**Working data**
Segment Open

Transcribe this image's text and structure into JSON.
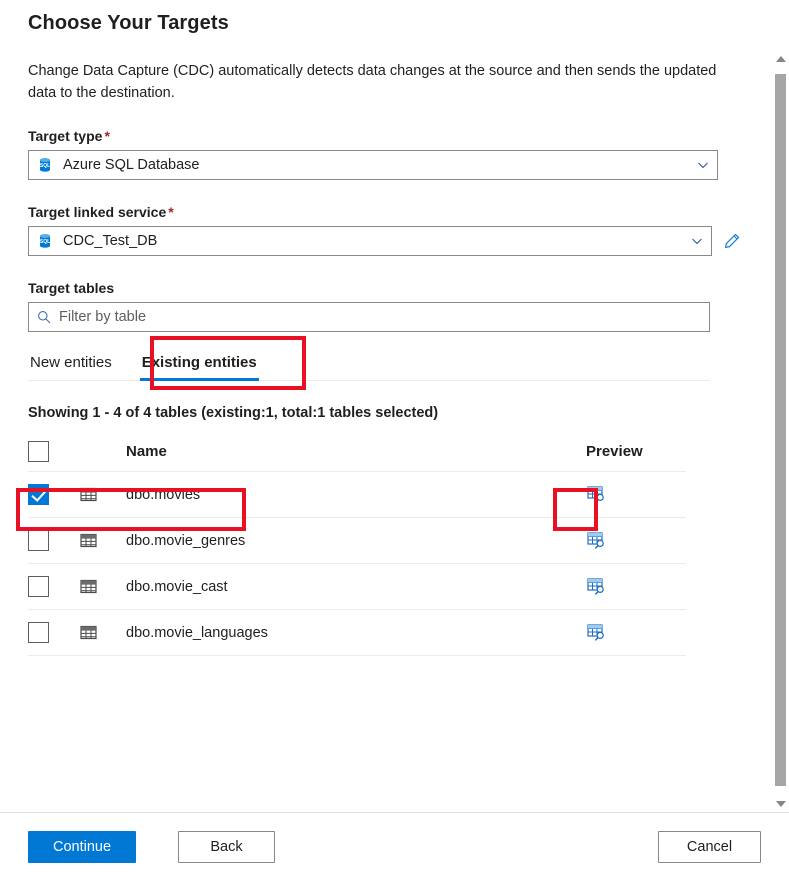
{
  "header": {
    "title": "Choose Your Targets",
    "description": "Change Data Capture (CDC) automatically detects data changes at the source and then sends the updated data to the destination."
  },
  "form": {
    "target_type": {
      "label": "Target type",
      "required_marker": "*",
      "value": "Azure SQL Database",
      "icon": "azure-sql-database-icon",
      "chevron": "chevron-down-icon"
    },
    "target_linked_service": {
      "label": "Target linked service",
      "required_marker": "*",
      "value": "CDC_Test_DB",
      "icon": "azure-sql-database-icon",
      "chevron": "chevron-down-icon",
      "edit_icon": "pencil-icon"
    },
    "target_tables": {
      "label": "Target tables",
      "filter_placeholder": "Filter by table",
      "filter_value": "",
      "search_icon": "search-icon"
    }
  },
  "tabs": [
    {
      "label": "New entities",
      "active": false
    },
    {
      "label": "Existing entities",
      "active": true
    }
  ],
  "table": {
    "showing_text": "Showing 1 - 4 of 4 tables (existing:1, total:1 tables selected)",
    "columns": {
      "select_all": "",
      "name": "Name",
      "preview": "Preview"
    },
    "select_all_checked": false,
    "rows": [
      {
        "checked": true,
        "icon": "table-grid-icon",
        "name": "dbo.movies",
        "preview_icon": "table-preview-icon"
      },
      {
        "checked": false,
        "icon": "table-grid-icon",
        "name": "dbo.movie_genres",
        "preview_icon": "table-preview-icon"
      },
      {
        "checked": false,
        "icon": "table-grid-icon",
        "name": "dbo.movie_cast",
        "preview_icon": "table-preview-icon"
      },
      {
        "checked": false,
        "icon": "table-grid-icon",
        "name": "dbo.movie_languages",
        "preview_icon": "table-preview-icon"
      }
    ]
  },
  "footer": {
    "continue_label": "Continue",
    "back_label": "Back",
    "cancel_label": "Cancel"
  },
  "scrollbar": {
    "up_icon": "scroll-up-arrow-icon",
    "down_icon": "scroll-down-arrow-icon"
  },
  "annotations": [
    {
      "name": "highlight-existing-entities-tab"
    },
    {
      "name": "highlight-selected-table-row"
    },
    {
      "name": "highlight-preview-icon"
    }
  ],
  "colors": {
    "accent": "#0078d4",
    "annotation": "#e81123",
    "required": "#a4262c",
    "text": "#201f1e",
    "placeholder": "#605e5c",
    "border": "#8a8886",
    "divider": "#edebe9"
  }
}
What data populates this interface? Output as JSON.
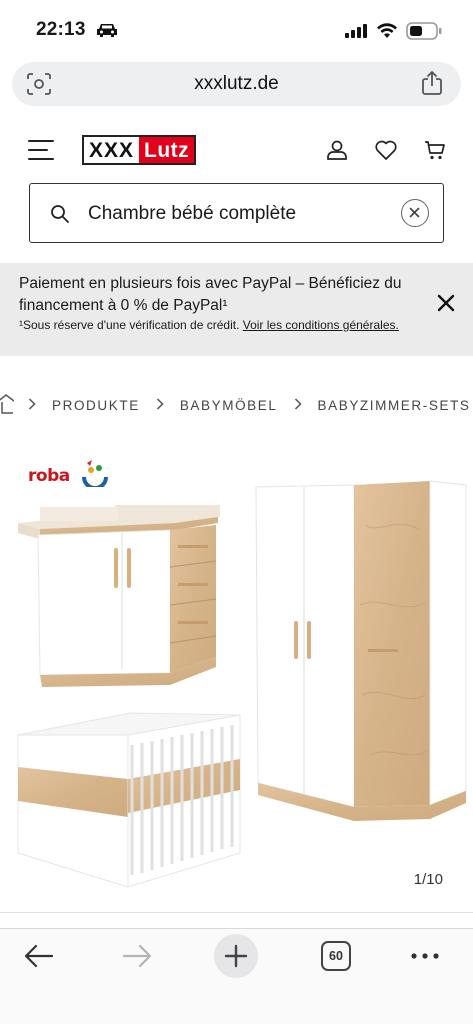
{
  "status_bar": {
    "time": "22:13"
  },
  "browser": {
    "url": "xxxlutz.de"
  },
  "site": {
    "logo_left": "XXX",
    "logo_right": "Lutz"
  },
  "search": {
    "query": "Chambre bébé complète"
  },
  "banner": {
    "line1": "Paiement en plusieurs fois avec PayPal – Bénéficiez du financement à 0 % de PayPal¹",
    "line2_prefix": "¹Sous réserve d'une vérification de crédit. ",
    "line2_link": "Voir les conditions générales."
  },
  "breadcrumb": {
    "items": [
      "PRODUKTE",
      "BABYMÖBEL",
      "BABYZIMMER-SETS"
    ]
  },
  "product": {
    "brand": "roba",
    "image_counter": "1/10"
  },
  "toolbar": {
    "tabs_count": "60"
  },
  "colors": {
    "brand_red": "#e3001b",
    "banner_bg": "#ebebeb",
    "oak": "#d9b993"
  }
}
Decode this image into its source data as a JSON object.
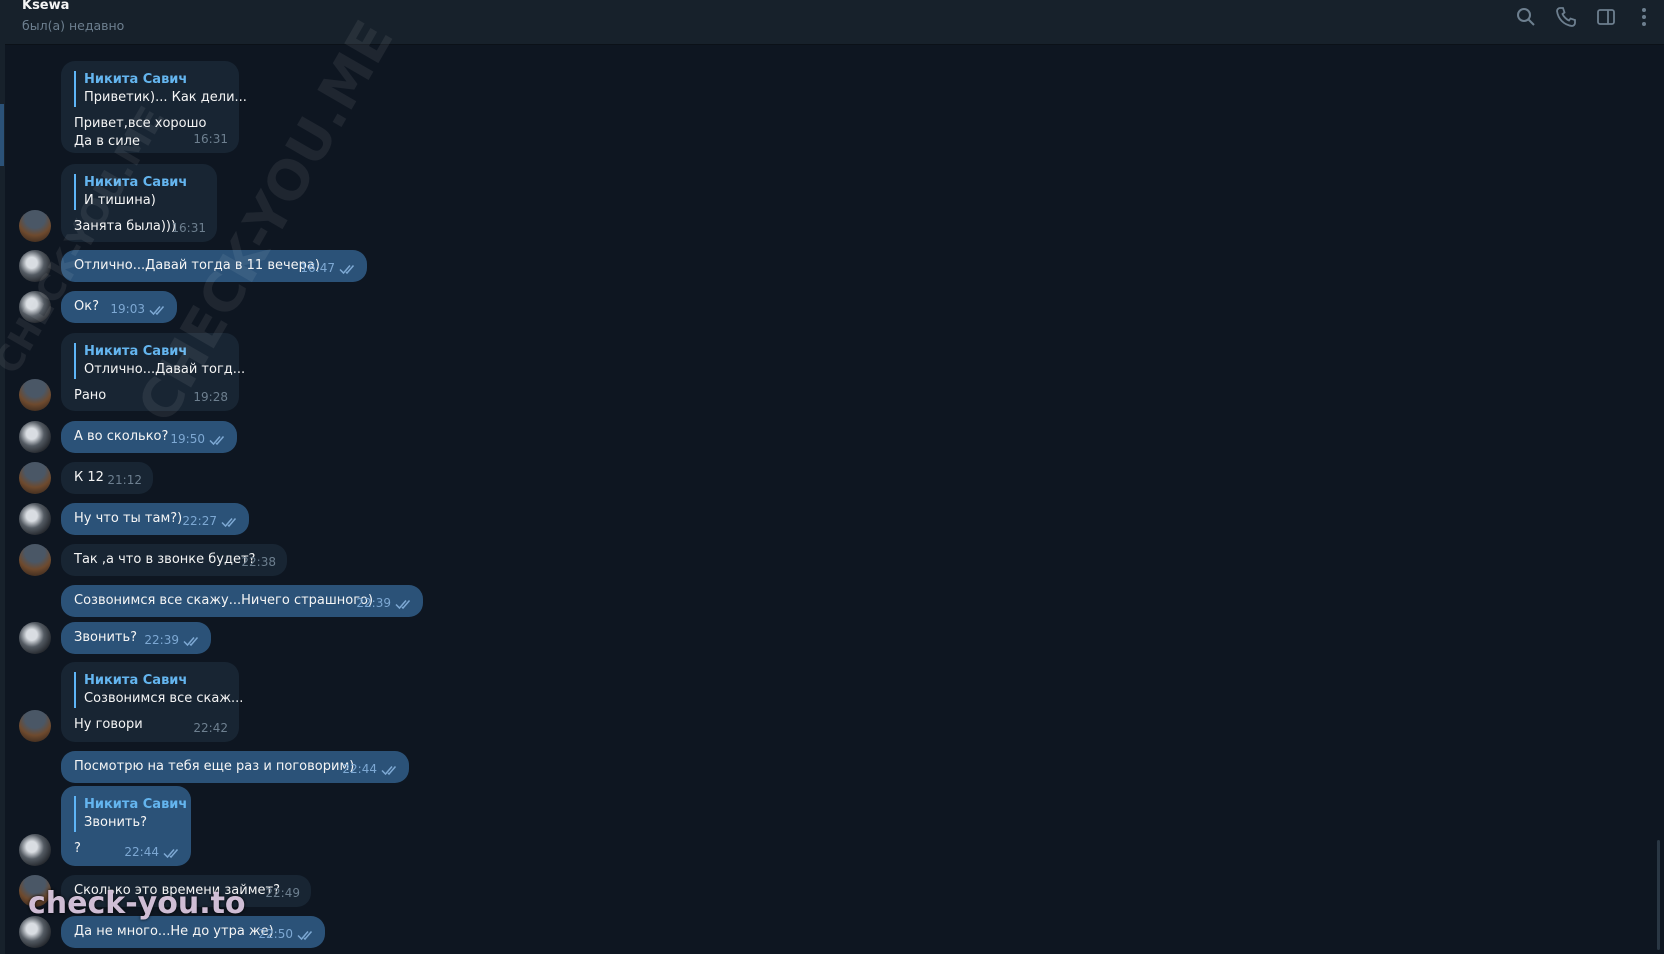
{
  "chat": {
    "name": "Ksewa",
    "status": "был(а) недавно"
  },
  "icons": [
    "search-icon",
    "phone-icon",
    "sidebar-toggle-icon",
    "more-vert-icon"
  ],
  "colors": {
    "out_bubble": "#2b5278",
    "in_bubble": "#182533",
    "accent": "#64b5ef",
    "bg": "#0e1621"
  },
  "messages": [
    {
      "dir": "in",
      "reply": {
        "name": "Никита Савич",
        "text": "Приветик)... Как дели..."
      },
      "lines": [
        "Привет,все хорошо",
        "Да в силе"
      ],
      "time": "16:31"
    },
    {
      "dir": "in",
      "reply": {
        "name": "Никита Савич",
        "text": "И тишина)"
      },
      "lines": [
        "Занята была)))"
      ],
      "time": "16:31"
    },
    {
      "dir": "out",
      "lines": [
        "Отлично...Давай тогда в 11 вечера)"
      ],
      "time": "16:47"
    },
    {
      "dir": "out",
      "lines": [
        "Ок?"
      ],
      "time": "19:03"
    },
    {
      "dir": "in",
      "reply": {
        "name": "Никита Савич",
        "text": "Отлично...Давай тогд..."
      },
      "lines": [
        "Рано"
      ],
      "time": "19:28"
    },
    {
      "dir": "out",
      "lines": [
        "А во сколько?"
      ],
      "time": "19:50"
    },
    {
      "dir": "in",
      "lines": [
        "К 12"
      ],
      "time": "21:12"
    },
    {
      "dir": "out",
      "lines": [
        "Ну что ты там?)"
      ],
      "time": "22:27"
    },
    {
      "dir": "in",
      "lines": [
        "Так ,а что в звонке будет?"
      ],
      "time": "22:38"
    },
    {
      "dir": "out",
      "lines": [
        "Созвонимся все скажу...Ничего страшного)"
      ],
      "time": "22:39"
    },
    {
      "dir": "out",
      "lines": [
        "Звонить?"
      ],
      "time": "22:39"
    },
    {
      "dir": "in",
      "reply": {
        "name": "Никита Савич",
        "text": "Созвонимся все скаж..."
      },
      "lines": [
        "Ну говори"
      ],
      "time": "22:42"
    },
    {
      "dir": "out",
      "lines": [
        "Посмотрю на тебя еще раз и поговорим)"
      ],
      "time": "22:44"
    },
    {
      "dir": "out",
      "reply": {
        "name": "Никита Савич",
        "text": "Звонить?"
      },
      "lines": [
        "?"
      ],
      "time": "22:44"
    },
    {
      "dir": "in",
      "lines": [
        "Сколько это времени займет?"
      ],
      "time": "22:49"
    },
    {
      "dir": "out",
      "lines": [
        "Да не много...Не до утра же)"
      ],
      "time": "22:50"
    }
  ],
  "watermarks": {
    "diagonal": "CHECK-YOU.ME",
    "bottom": "check-you.to"
  }
}
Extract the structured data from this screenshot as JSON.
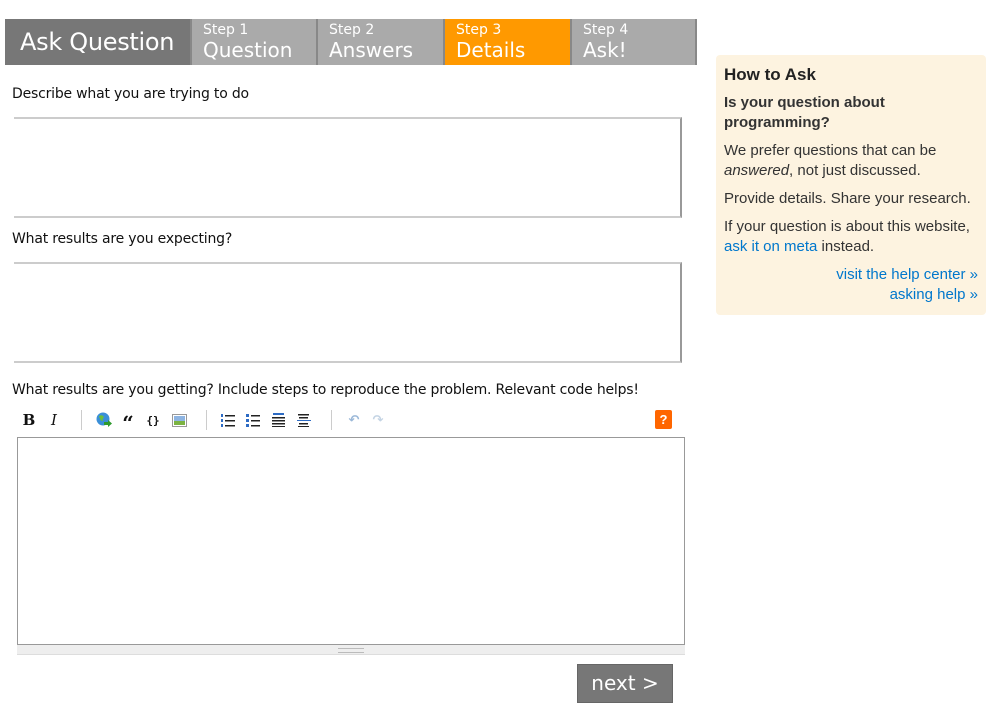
{
  "tabs": {
    "title": "Ask Question",
    "steps": [
      {
        "step": "Step 1",
        "name": "Question",
        "active": false
      },
      {
        "step": "Step 2",
        "name": "Answers",
        "active": false
      },
      {
        "step": "Step 3",
        "name": "Details",
        "active": true
      },
      {
        "step": "Step 4",
        "name": "Ask!",
        "active": false
      }
    ],
    "active_color": "#ff9900",
    "inactive_color": "#aaaaaa"
  },
  "form": {
    "describe_label": "Describe what you are trying to do",
    "describe_value": "",
    "expecting_label": "What results are you expecting?",
    "expecting_value": "",
    "getting_label": "What results are you getting? Include steps to reproduce the problem.  Relevant code helps!",
    "getting_value": ""
  },
  "toolbar": {
    "buttons": [
      {
        "icon": "bold-icon",
        "glyph": "B"
      },
      {
        "icon": "italic-icon",
        "glyph": "I"
      },
      {
        "icon": "link-icon",
        "glyph": "globe"
      },
      {
        "icon": "blockquote-icon",
        "glyph": "“"
      },
      {
        "icon": "code-icon",
        "glyph": "{ }"
      },
      {
        "icon": "image-icon",
        "glyph": "img"
      },
      {
        "icon": "numbered-list-icon",
        "glyph": "ol"
      },
      {
        "icon": "bulleted-list-icon",
        "glyph": "ul"
      },
      {
        "icon": "heading-icon",
        "glyph": "h"
      },
      {
        "icon": "horizontal-rule-icon",
        "glyph": "hr"
      },
      {
        "icon": "undo-icon",
        "glyph": "↶"
      },
      {
        "icon": "redo-icon",
        "glyph": "↷"
      }
    ],
    "help_glyph": "?"
  },
  "next_button": "next >",
  "sidebar": {
    "title": "How to Ask",
    "subtitle": "Is your question about programming?",
    "p1_before": "We prefer questions that can be ",
    "p1_em": "answered",
    "p1_after": ", not just discussed.",
    "p2": "Provide details. Share your research.",
    "p3_before": "If your question is about this website, ",
    "p3_link": "ask it on meta",
    "p3_after": " instead.",
    "link_help_center": "visit the help center »",
    "link_asking_help": "asking help »"
  }
}
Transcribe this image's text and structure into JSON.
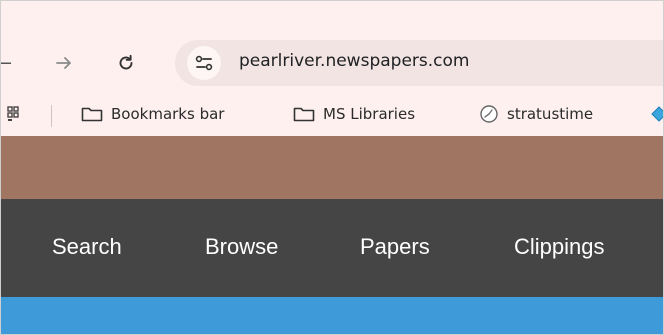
{
  "browser": {
    "address_bar": {
      "url": "pearlriver.newspapers.com"
    },
    "bookmarks": [
      {
        "label": "Bookmarks bar",
        "icon": "folder-icon"
      },
      {
        "label": "MS Libraries",
        "icon": "folder-icon"
      },
      {
        "label": "stratustime",
        "icon": "clock-icon"
      }
    ]
  },
  "site": {
    "nav": [
      {
        "label": "Search"
      },
      {
        "label": "Browse"
      },
      {
        "label": "Papers"
      },
      {
        "label": "Clippings"
      }
    ]
  }
}
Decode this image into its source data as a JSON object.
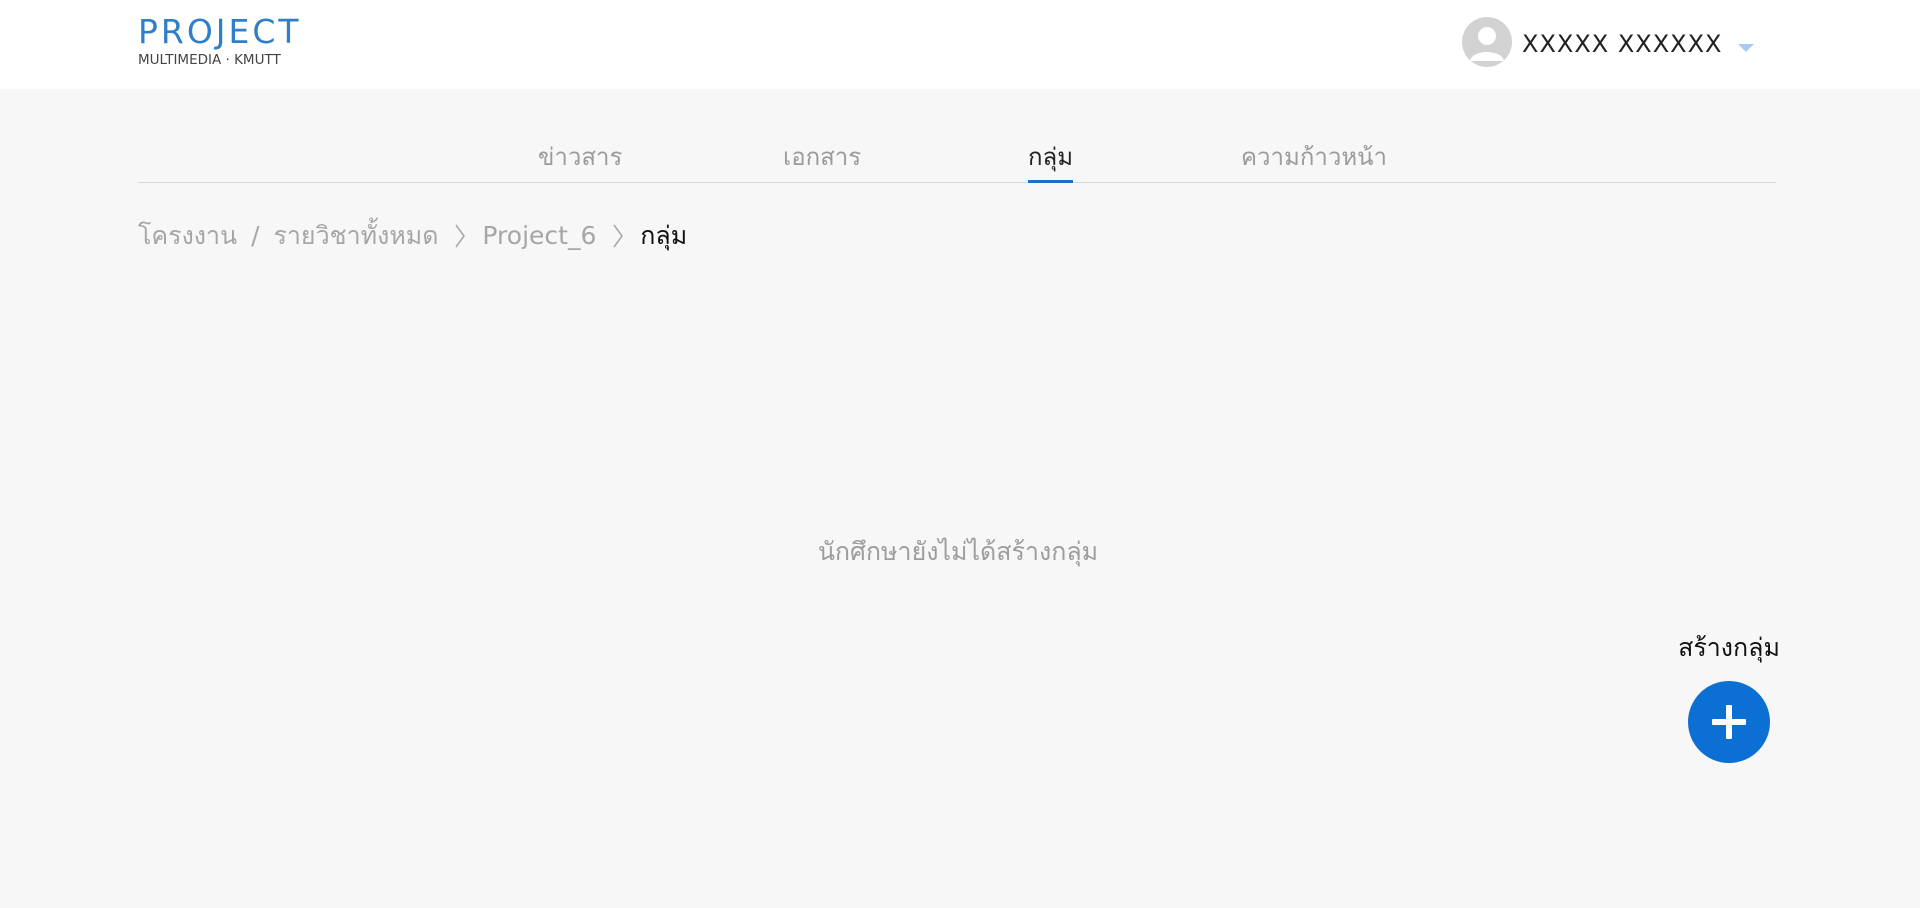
{
  "logo": {
    "main": "PROJECT",
    "sub": "MULTIMEDIA · KMUTT"
  },
  "user": {
    "name": "XXXXX XXXXXX",
    "avatar_icon": "user-avatar-icon",
    "menu_icon": "caret-down-icon"
  },
  "tabs": [
    {
      "label": "ข่าวสาร",
      "active": false
    },
    {
      "label": "เอกสาร",
      "active": false
    },
    {
      "label": "กลุ่ม",
      "active": true
    },
    {
      "label": "ความก้าวหน้า",
      "active": false
    }
  ],
  "breadcrumb": {
    "root": "โครงงาน",
    "slash": "/",
    "all_courses": "รายวิชาทั้งหมด",
    "project": "Project_6",
    "current": "กลุ่ม"
  },
  "main": {
    "empty_message": "นักศึกษายังไม่ได้สร้างกลุ่ม",
    "create_label": "สร้างกลุ่ม",
    "create_icon": "plus-icon"
  },
  "colors": {
    "accent": "#0b6fd3",
    "tab_underline": "#1f6fc5",
    "logo_blue": "#2f7fc8",
    "background": "#f7f7f7"
  }
}
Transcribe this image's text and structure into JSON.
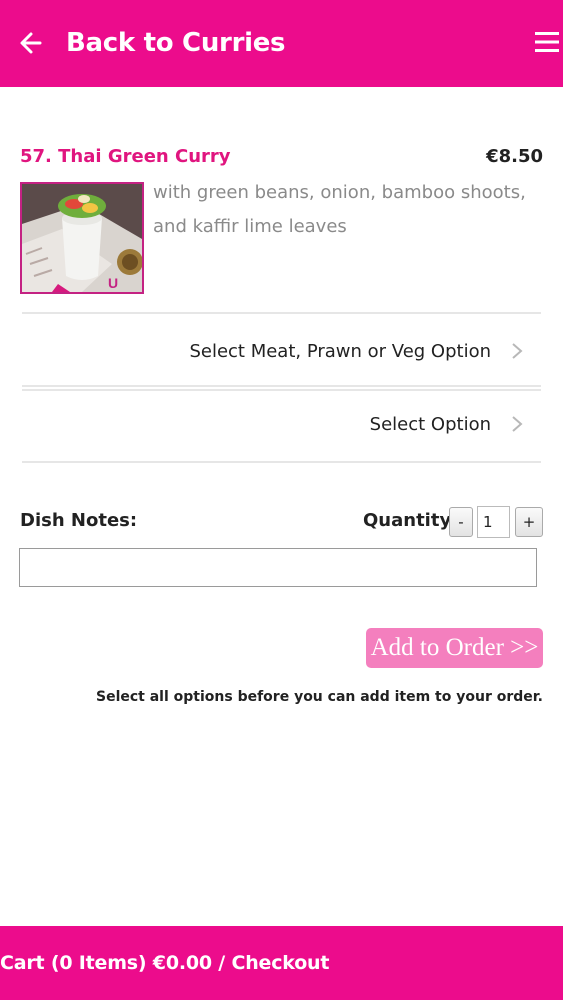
{
  "header": {
    "back_label": "Back to Curries",
    "back_icon": "arrow-left-icon",
    "menu_icon": "hamburger-menu-icon",
    "brand_color": "#ec0c8c"
  },
  "dish": {
    "title": "57. Thai Green Curry",
    "price": "€8.50",
    "description": "with green beans, onion, bamboo shoots, and kaffir lime leaves",
    "title_color": "#e0157f"
  },
  "options": [
    {
      "label": "Select Meat, Prawn or Veg Option",
      "icon": "chevron-right-icon"
    },
    {
      "label": "Select Option",
      "icon": "chevron-right-icon"
    }
  ],
  "order_form": {
    "notes_label": "Dish Notes:",
    "notes_value": "",
    "quantity_label": "Quantity:",
    "decrement_label": "-",
    "quantity_value": "1",
    "increment_label": "+",
    "add_button_label": "Add to Order >>",
    "add_button_color": "#f47fbe",
    "hint": "Select all options before you can add item to your order."
  },
  "footer": {
    "cart_label": "Cart (0 Items) €0.00 / Checkout"
  }
}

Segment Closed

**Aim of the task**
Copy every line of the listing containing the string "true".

**Written reply**
      "active": true
        "checked": true,
        "active": true
      "active": true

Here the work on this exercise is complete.